Long before Calcutta was ‘discovered’ by Job Charnock, it thrived by the Hugli since times immemorial. This book, and its companion Colonial Calcutta, is a biographical account of the when, the how and the what of a global city and its emergence under colonial rule in the 1800s.
Ranjit Sen traces the story of how three clustered villages became the hub of the British Empire and a centre of colonial imagination. He examines the historical and geopolitical factors that were significant in securing its prominence, and its subsequent urbanization which was a colonial experience without an antecedent.
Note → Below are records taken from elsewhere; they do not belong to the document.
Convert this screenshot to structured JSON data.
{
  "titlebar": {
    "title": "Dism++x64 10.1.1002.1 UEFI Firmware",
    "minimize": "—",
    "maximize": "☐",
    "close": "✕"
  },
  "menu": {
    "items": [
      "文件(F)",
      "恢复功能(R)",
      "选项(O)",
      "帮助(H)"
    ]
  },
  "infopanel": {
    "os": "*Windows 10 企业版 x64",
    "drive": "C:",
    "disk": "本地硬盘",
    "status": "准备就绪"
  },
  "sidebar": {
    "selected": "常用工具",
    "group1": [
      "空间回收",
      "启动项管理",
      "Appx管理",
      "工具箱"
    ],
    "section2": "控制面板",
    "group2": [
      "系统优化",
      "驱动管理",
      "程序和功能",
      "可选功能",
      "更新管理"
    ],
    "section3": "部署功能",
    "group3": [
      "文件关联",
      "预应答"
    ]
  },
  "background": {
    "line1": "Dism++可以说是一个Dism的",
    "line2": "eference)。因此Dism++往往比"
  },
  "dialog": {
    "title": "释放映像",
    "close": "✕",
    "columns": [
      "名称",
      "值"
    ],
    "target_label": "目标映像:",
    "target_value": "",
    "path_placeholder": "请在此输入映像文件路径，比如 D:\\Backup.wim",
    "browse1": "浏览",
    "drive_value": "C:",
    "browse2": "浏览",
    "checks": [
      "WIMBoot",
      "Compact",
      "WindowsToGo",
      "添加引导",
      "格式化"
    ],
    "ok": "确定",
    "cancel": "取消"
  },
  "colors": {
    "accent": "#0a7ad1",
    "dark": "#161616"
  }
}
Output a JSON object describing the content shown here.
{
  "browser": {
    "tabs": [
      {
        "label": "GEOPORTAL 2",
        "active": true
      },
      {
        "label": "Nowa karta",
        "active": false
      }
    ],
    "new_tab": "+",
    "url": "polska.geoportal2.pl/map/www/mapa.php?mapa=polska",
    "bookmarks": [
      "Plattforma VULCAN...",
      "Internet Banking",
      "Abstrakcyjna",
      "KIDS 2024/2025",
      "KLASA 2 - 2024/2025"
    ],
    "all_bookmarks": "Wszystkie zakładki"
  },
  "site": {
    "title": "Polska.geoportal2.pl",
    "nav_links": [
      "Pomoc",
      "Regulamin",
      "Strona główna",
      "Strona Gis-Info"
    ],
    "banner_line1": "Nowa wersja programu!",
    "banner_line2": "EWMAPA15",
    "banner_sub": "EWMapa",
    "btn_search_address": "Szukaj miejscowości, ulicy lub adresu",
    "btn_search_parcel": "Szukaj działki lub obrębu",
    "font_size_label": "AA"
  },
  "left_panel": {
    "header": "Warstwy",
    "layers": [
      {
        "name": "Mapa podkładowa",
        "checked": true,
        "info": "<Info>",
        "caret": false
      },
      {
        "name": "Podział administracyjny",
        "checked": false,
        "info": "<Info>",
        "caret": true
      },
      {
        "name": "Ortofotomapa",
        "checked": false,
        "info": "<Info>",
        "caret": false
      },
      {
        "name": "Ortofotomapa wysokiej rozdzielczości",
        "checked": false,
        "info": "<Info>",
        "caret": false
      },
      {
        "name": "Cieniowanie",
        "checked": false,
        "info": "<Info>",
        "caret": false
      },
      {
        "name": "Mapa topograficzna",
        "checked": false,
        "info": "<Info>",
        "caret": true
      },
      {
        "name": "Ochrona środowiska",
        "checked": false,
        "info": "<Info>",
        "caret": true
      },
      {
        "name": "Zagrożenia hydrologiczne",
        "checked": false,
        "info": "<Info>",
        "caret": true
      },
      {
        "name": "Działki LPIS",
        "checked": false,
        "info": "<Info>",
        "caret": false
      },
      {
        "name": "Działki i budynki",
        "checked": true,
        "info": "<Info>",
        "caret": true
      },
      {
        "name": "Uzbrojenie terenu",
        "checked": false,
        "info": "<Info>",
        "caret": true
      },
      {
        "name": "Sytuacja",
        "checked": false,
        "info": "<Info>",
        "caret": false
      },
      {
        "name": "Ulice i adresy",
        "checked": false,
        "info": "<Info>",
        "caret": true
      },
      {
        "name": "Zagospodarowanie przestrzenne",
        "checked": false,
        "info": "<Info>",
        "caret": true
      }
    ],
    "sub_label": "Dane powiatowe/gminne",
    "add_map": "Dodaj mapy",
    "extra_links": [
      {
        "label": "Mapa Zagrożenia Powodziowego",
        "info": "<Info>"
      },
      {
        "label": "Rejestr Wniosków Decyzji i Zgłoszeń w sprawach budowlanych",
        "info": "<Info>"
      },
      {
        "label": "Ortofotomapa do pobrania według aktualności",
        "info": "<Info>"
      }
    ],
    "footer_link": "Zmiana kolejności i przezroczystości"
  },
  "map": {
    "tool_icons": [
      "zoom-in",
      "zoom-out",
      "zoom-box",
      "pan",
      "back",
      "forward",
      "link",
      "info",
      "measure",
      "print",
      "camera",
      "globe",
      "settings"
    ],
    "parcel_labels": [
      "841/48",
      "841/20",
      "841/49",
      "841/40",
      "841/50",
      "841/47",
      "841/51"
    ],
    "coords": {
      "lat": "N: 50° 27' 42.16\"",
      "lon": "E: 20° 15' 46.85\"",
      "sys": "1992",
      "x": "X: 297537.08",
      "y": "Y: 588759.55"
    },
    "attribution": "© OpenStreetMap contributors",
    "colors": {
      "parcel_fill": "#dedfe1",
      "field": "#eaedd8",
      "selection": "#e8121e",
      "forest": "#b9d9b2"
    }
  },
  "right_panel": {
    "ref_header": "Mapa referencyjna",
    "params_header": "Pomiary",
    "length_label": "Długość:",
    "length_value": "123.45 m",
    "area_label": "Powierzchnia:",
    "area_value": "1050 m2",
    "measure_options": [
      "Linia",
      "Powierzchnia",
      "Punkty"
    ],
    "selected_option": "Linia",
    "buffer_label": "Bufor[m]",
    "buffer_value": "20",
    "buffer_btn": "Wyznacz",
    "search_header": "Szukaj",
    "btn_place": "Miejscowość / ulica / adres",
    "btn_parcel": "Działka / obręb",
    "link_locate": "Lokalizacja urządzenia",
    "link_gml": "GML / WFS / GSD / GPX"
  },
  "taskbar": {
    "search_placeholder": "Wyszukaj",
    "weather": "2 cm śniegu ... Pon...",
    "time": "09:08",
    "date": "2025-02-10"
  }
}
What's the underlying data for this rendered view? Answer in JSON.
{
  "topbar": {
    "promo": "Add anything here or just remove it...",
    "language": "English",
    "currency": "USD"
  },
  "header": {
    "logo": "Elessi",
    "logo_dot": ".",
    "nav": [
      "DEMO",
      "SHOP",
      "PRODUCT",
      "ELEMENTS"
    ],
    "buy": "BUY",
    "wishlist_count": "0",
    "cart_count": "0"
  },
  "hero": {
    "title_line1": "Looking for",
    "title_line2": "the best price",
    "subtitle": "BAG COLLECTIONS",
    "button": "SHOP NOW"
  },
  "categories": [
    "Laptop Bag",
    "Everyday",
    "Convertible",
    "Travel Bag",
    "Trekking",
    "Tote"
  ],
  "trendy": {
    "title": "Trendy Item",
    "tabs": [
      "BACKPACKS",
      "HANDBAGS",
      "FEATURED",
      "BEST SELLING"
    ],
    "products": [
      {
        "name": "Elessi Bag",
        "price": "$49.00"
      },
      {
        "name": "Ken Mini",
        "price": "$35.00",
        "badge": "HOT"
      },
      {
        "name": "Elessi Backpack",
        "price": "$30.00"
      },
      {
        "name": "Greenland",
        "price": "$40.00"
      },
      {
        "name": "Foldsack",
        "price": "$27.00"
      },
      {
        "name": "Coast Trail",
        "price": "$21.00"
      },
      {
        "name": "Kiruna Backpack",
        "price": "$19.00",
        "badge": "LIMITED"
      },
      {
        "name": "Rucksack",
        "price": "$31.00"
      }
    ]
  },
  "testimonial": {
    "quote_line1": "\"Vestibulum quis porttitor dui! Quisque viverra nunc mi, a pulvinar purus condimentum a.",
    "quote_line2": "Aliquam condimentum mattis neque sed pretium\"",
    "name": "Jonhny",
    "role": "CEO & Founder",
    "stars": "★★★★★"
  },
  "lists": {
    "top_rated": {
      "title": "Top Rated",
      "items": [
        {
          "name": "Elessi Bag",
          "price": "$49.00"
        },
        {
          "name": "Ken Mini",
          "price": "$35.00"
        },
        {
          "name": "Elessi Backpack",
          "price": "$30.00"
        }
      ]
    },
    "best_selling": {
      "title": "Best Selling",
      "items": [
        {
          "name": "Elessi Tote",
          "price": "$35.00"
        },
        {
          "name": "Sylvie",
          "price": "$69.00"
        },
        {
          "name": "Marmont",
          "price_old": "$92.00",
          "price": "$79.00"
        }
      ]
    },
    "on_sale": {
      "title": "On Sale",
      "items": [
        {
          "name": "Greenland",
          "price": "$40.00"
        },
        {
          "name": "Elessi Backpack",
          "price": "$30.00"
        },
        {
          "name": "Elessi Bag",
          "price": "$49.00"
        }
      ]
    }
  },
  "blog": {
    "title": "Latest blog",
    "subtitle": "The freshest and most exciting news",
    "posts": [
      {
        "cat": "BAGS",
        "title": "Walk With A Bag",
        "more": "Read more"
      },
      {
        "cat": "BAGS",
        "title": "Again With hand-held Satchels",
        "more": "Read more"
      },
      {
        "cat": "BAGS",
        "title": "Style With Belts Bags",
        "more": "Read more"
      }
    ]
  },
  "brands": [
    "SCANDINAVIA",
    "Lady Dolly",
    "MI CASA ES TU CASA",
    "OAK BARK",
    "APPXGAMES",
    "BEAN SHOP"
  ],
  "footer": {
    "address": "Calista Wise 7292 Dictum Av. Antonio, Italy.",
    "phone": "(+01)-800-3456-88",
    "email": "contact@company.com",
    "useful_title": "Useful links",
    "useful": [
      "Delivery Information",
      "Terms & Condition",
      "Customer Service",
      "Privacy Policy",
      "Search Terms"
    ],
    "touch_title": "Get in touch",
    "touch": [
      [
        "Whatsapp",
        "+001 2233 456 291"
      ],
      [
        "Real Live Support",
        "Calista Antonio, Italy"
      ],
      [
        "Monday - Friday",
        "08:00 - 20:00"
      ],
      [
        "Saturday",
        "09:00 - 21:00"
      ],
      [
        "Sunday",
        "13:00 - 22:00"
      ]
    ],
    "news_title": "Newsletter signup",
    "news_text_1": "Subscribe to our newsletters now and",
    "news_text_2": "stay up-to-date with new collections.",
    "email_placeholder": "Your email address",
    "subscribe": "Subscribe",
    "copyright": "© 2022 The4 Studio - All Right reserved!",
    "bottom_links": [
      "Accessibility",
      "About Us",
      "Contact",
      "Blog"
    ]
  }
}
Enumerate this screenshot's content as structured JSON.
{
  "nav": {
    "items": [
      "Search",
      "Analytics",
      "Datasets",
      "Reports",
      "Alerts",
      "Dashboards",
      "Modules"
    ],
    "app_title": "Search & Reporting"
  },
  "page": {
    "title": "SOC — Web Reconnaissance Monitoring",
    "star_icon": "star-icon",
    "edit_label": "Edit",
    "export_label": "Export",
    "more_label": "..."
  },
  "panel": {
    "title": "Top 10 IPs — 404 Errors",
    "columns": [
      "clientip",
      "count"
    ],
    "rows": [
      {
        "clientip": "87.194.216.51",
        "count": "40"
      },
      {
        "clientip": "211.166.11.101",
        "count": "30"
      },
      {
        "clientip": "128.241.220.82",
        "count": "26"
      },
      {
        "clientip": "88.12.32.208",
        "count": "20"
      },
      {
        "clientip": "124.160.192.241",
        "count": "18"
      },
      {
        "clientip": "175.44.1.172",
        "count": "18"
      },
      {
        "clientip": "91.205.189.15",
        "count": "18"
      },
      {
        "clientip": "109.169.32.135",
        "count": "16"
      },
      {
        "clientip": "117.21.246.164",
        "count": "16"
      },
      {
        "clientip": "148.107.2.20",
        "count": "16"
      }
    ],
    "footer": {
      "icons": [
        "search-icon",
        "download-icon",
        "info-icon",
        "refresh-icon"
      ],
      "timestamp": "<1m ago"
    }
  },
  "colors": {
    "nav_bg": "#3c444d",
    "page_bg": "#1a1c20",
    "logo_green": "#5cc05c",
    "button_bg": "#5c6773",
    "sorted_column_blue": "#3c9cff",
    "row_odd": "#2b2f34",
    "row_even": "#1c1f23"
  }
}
Further, it sheds light on Calcutta’s early search for identity — how it superseded interior towns and flourished as the seat of power for its hinterland; developed its early institutions, while its municipal administration slowly burgeoned.
A sharp analysis of the colonial enterprise, this volume lays bare the underbelly of the British Raj. It will be of great interest to scholars and researchers of modern history, South Asian history, urban studies, British Studies and area studies.